▸ **WHAT YOU ARE ASKED TO DO**
Each entry should be copied as it stands, leaving the pictures behind.

Entries from a dataset of interfaces
▼

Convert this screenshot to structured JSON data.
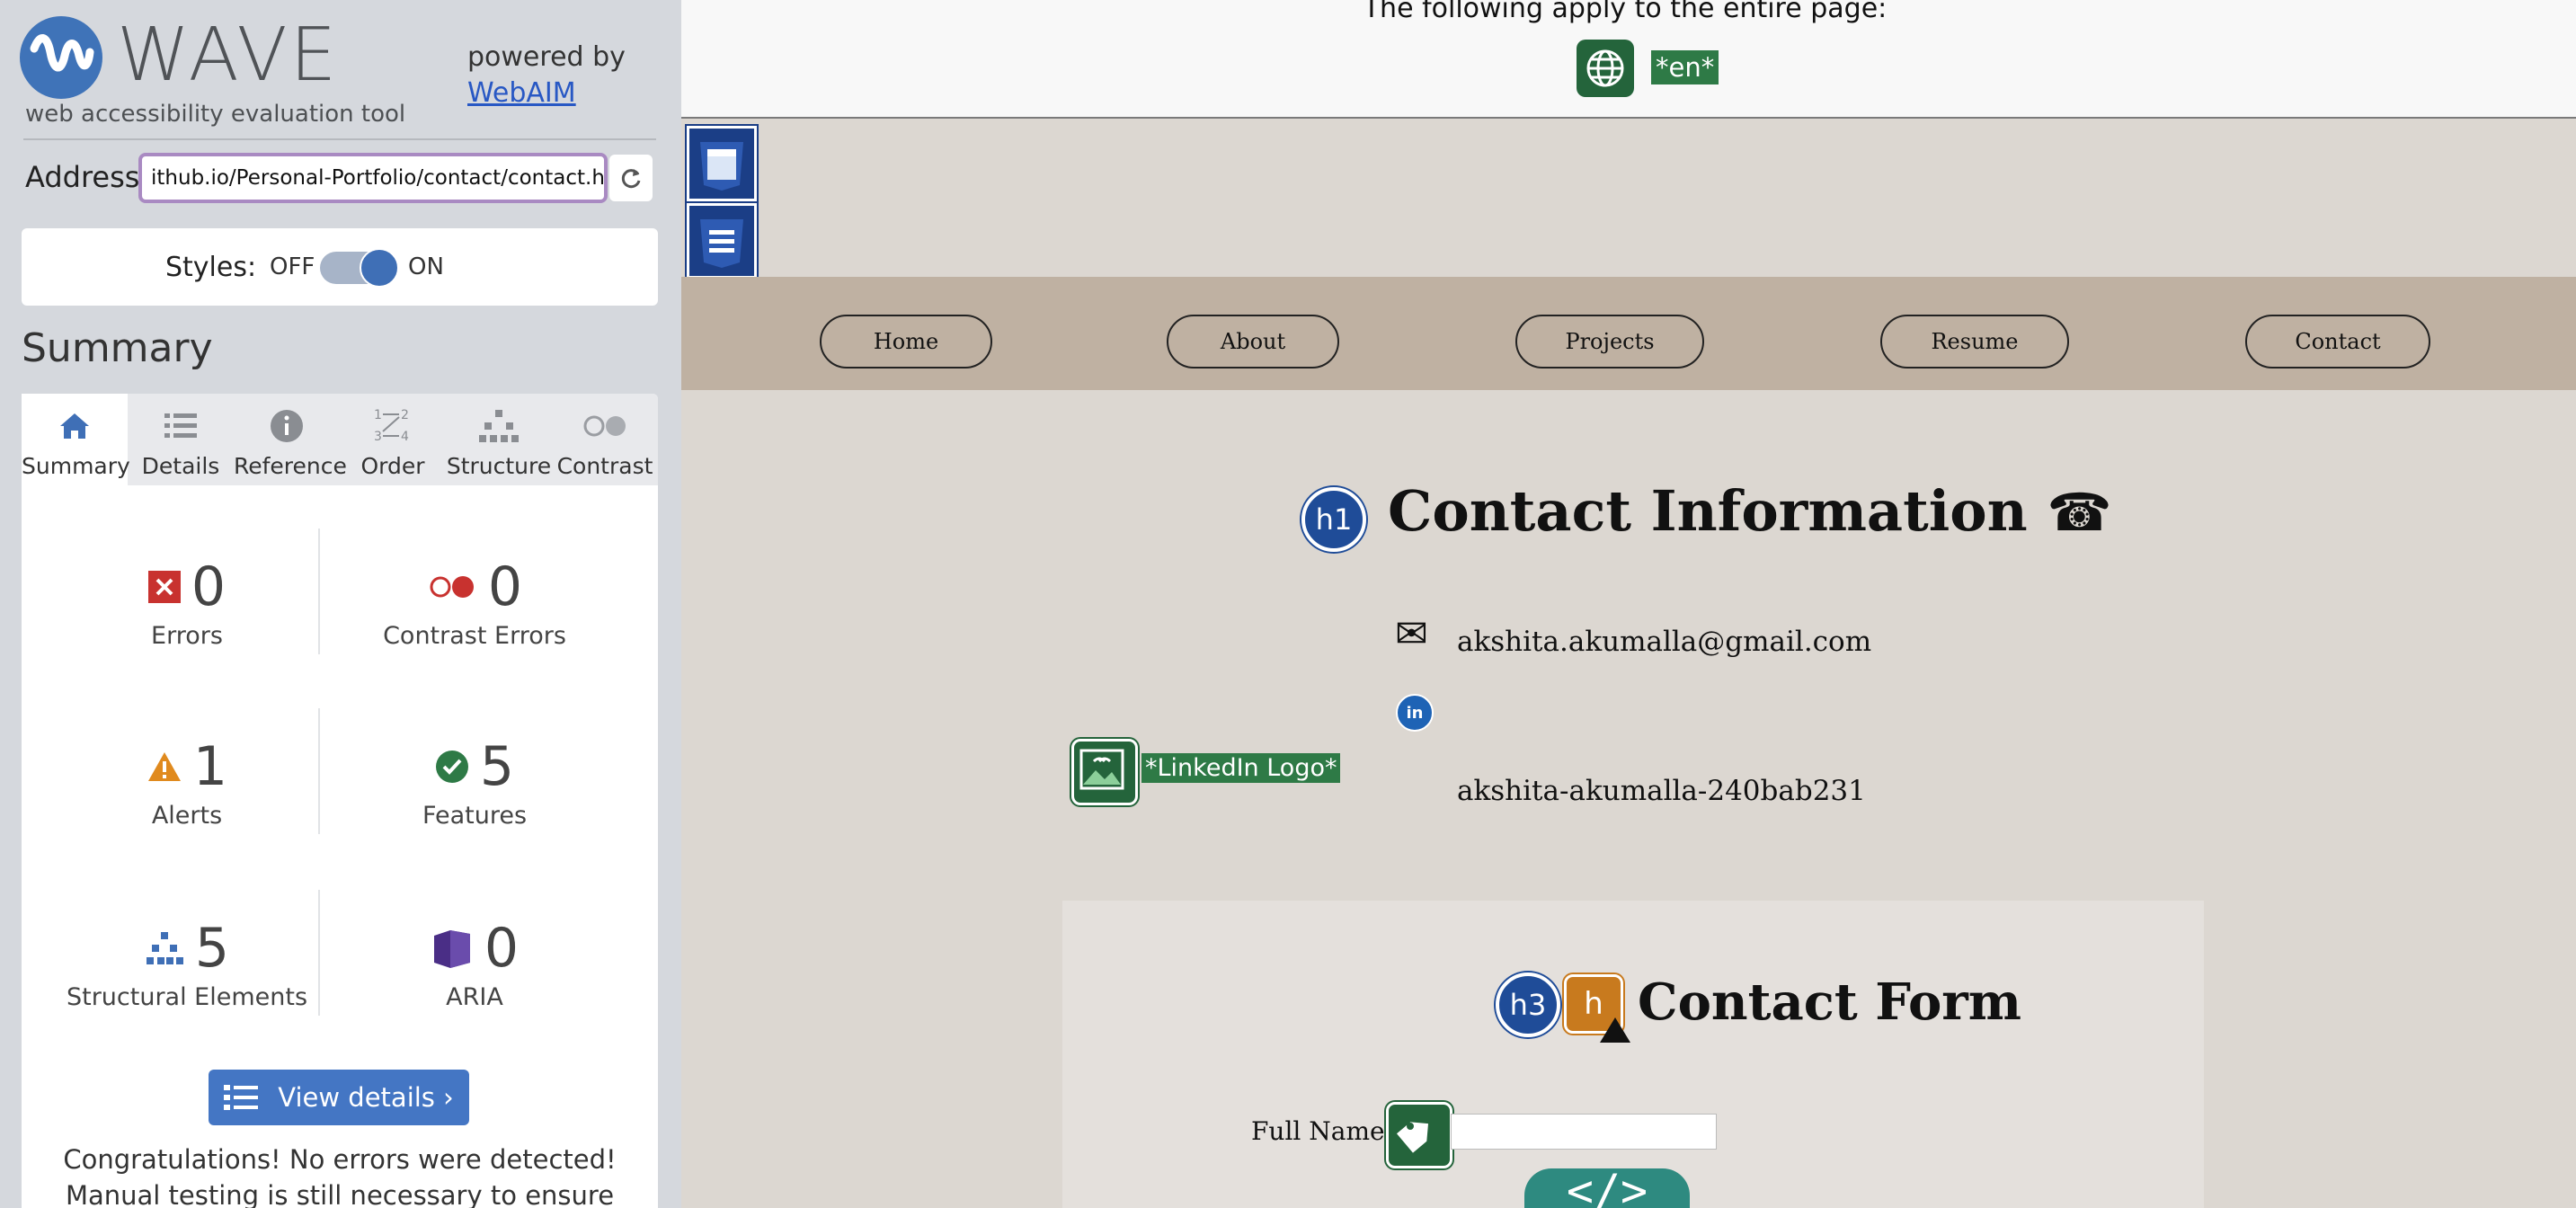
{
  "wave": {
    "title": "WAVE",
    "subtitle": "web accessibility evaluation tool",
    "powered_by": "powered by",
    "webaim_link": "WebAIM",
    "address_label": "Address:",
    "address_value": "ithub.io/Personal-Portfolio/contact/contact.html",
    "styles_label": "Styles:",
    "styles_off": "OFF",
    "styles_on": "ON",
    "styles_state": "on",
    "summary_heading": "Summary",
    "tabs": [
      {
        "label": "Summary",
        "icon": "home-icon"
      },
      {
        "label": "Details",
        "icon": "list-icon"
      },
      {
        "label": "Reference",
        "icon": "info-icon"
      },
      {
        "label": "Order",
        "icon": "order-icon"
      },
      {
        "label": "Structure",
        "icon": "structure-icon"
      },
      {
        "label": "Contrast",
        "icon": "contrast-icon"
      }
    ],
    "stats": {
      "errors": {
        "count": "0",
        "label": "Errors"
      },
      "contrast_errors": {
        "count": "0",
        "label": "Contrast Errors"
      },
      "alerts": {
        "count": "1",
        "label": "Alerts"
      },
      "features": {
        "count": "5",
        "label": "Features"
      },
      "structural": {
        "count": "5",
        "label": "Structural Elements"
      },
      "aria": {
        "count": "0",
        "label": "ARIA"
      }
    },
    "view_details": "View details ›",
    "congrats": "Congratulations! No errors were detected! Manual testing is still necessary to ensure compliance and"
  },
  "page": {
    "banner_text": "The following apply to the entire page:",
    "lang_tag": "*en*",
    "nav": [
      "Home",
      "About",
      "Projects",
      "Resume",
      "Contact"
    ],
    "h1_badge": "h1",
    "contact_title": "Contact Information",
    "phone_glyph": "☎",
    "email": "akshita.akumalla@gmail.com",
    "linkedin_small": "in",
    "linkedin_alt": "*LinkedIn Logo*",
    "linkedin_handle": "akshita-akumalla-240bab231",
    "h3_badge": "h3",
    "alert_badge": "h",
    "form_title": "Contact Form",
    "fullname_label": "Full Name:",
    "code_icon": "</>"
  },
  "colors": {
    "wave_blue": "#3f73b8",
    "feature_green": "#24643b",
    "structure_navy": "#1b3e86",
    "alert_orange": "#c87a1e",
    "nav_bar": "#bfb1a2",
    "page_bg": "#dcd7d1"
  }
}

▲

▸ **PROBLEM SOLUTION**
Convert this screenshot to structured JSON data.
{
  "wave": {
    "title": "WAVE",
    "subtitle": "web accessibility evaluation tool",
    "powered_by": "powered by",
    "webaim_link": "WebAIM",
    "address_label": "Address:",
    "address_value": "ithub.io/Personal-Portfolio/contact/contact.html",
    "styles_label": "Styles:",
    "styles_off": "OFF",
    "styles_on": "ON",
    "styles_state": "on",
    "summary_heading": "Summary",
    "tabs": [
      {
        "label": "Summary",
        "icon": "home-icon"
      },
      {
        "label": "Details",
        "icon": "list-icon"
      },
      {
        "label": "Reference",
        "icon": "info-icon"
      },
      {
        "label": "Order",
        "icon": "order-icon"
      },
      {
        "label": "Structure",
        "icon": "structure-icon"
      },
      {
        "label": "Contrast",
        "icon": "contrast-icon"
      }
    ],
    "stats": {
      "errors": {
        "count": "0",
        "label": "Errors"
      },
      "contrast_errors": {
        "count": "0",
        "label": "Contrast Errors"
      },
      "alerts": {
        "count": "1",
        "label": "Alerts"
      },
      "features": {
        "count": "5",
        "label": "Features"
      },
      "structural": {
        "count": "5",
        "label": "Structural Elements"
      },
      "aria": {
        "count": "0",
        "label": "ARIA"
      }
    },
    "view_details": "View details ›",
    "congrats": "Congratulations! No errors were detected! Manual testing is still necessary to ensure compliance and"
  },
  "page": {
    "banner_text": "The following apply to the entire page:",
    "lang_tag": "*en*",
    "nav": [
      "Home",
      "About",
      "Projects",
      "Resume",
      "Contact"
    ],
    "h1_badge": "h1",
    "contact_title": "Contact Information",
    "phone_glyph": "☎",
    "email": "akshita.akumalla@gmail.com",
    "linkedin_small": "in",
    "linkedin_alt": "*LinkedIn Logo*",
    "linkedin_handle": "akshita-akumalla-240bab231",
    "h3_badge": "h3",
    "alert_badge": "h",
    "form_title": "Contact Form",
    "fullname_label": "Full Name:",
    "code_icon": "</>"
  },
  "colors": {
    "wave_blue": "#3f73b8",
    "feature_green": "#24643b",
    "structure_navy": "#1b3e86",
    "alert_orange": "#c87a1e",
    "nav_bar": "#bfb1a2",
    "page_bg": "#dcd7d1"
  }
}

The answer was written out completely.